The design could generalize to search and browse document collections with a meaningful top-level categorization. When bibliographic information for the documents is available, the list browsing and details-on-demand features can also be used. Full-text searching is also possible when the text of the documents is available.
Although the JAIR information space was designed before many of the principles described earlier were set, it does exemplify the use of several of them. In particular,
Allow for multiple levels of engagement and understanding. The user can first skim article titles by rapidly browsing with the mouse. For more detail, he can read abstracts and bibliographies in the upper-left window. Finally, he can select and download entire articles relevant to his need.
Create regions of differing visual character. Each category defines an enclosed region in the space, demarcating a collection of articles on a similar subtopic of AI. The user can browse a region and know that all of the articles within are related.
Use survey views (give navigators a vista or map). The space can show all of the articles at once, and lets the user make large moves in the space if desired. The map succintly displays the distribution of articles across the categories, and lets the user maintain his orientation in the space.
Provide signs at decision points to help wayfinding decisions. Each region has a label identifying the category of the articles it contains below the ground plane, and the title of each article appears above the ground plane. In a survey view, when there are many choices where to go next, signs provide important directions to the user.
Use route data for visualization, dynamism, and debugging. Although users' paths were not visualized in the space, the log data allowed the designers to reconstruct them later. The reconstructed paths demonstrated that users have different browsing strategies in the space.
Provide layers of information on the map. The additional dimension provided by the survey view was used to visualize the results of full-text queries on the articles. This additional layer of information on the map gave users starting points for browsing and retrieval.

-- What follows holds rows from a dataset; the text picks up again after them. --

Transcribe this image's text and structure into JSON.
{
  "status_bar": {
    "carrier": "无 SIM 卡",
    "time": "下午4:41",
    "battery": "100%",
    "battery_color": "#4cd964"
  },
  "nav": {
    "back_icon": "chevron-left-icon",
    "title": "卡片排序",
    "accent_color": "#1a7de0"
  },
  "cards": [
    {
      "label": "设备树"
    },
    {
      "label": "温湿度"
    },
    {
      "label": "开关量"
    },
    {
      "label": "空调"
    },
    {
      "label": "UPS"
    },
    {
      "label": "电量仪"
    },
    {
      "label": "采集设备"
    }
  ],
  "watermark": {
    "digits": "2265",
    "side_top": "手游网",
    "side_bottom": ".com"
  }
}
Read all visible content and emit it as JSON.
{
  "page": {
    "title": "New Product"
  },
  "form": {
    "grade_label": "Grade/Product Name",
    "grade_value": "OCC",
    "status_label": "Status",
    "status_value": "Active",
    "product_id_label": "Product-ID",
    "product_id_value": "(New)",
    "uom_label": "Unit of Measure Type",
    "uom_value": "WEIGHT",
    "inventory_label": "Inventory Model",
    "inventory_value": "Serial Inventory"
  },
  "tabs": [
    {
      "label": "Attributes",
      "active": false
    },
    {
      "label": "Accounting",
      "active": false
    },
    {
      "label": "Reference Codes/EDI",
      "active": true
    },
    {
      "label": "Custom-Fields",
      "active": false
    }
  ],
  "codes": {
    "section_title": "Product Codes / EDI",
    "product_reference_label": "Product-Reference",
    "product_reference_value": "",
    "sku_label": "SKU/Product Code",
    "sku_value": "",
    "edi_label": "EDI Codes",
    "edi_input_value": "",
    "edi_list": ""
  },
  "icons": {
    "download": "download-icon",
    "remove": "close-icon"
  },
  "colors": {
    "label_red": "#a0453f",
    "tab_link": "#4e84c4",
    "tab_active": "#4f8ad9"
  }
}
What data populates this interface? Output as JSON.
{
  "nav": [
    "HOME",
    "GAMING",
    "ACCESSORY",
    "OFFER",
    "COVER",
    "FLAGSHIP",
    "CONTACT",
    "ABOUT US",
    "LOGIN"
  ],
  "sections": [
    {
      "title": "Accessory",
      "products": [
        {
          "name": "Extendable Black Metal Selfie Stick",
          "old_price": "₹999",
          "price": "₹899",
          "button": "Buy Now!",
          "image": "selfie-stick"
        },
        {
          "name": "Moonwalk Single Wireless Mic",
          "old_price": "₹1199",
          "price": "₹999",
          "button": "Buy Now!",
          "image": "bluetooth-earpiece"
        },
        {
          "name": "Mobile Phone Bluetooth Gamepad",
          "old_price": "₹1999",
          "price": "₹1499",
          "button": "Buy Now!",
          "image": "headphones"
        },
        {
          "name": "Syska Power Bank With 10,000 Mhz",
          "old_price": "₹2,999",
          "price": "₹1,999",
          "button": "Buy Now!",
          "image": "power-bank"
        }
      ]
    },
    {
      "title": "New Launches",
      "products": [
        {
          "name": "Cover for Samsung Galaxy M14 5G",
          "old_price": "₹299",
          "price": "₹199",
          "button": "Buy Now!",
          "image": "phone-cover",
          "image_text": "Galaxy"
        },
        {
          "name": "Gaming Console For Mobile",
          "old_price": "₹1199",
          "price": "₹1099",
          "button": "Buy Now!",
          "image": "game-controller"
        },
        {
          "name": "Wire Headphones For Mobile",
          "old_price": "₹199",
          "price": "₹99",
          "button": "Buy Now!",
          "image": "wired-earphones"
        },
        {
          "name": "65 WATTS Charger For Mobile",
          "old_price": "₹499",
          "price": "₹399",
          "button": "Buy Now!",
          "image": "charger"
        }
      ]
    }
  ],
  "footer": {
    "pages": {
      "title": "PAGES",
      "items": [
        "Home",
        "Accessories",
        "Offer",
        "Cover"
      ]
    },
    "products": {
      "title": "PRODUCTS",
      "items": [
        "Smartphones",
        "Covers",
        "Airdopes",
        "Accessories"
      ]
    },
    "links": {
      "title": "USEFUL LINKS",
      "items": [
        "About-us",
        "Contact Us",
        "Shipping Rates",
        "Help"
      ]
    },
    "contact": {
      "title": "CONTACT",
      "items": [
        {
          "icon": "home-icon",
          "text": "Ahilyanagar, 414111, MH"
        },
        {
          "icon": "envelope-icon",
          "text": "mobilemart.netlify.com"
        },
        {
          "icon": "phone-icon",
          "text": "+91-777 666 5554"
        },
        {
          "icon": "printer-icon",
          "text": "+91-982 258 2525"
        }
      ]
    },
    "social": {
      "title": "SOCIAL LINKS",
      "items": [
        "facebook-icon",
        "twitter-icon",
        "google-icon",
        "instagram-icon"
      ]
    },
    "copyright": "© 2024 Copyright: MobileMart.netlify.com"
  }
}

Some new principles were discovered from the experience of designing, maintaining, and improving the JAIR information space: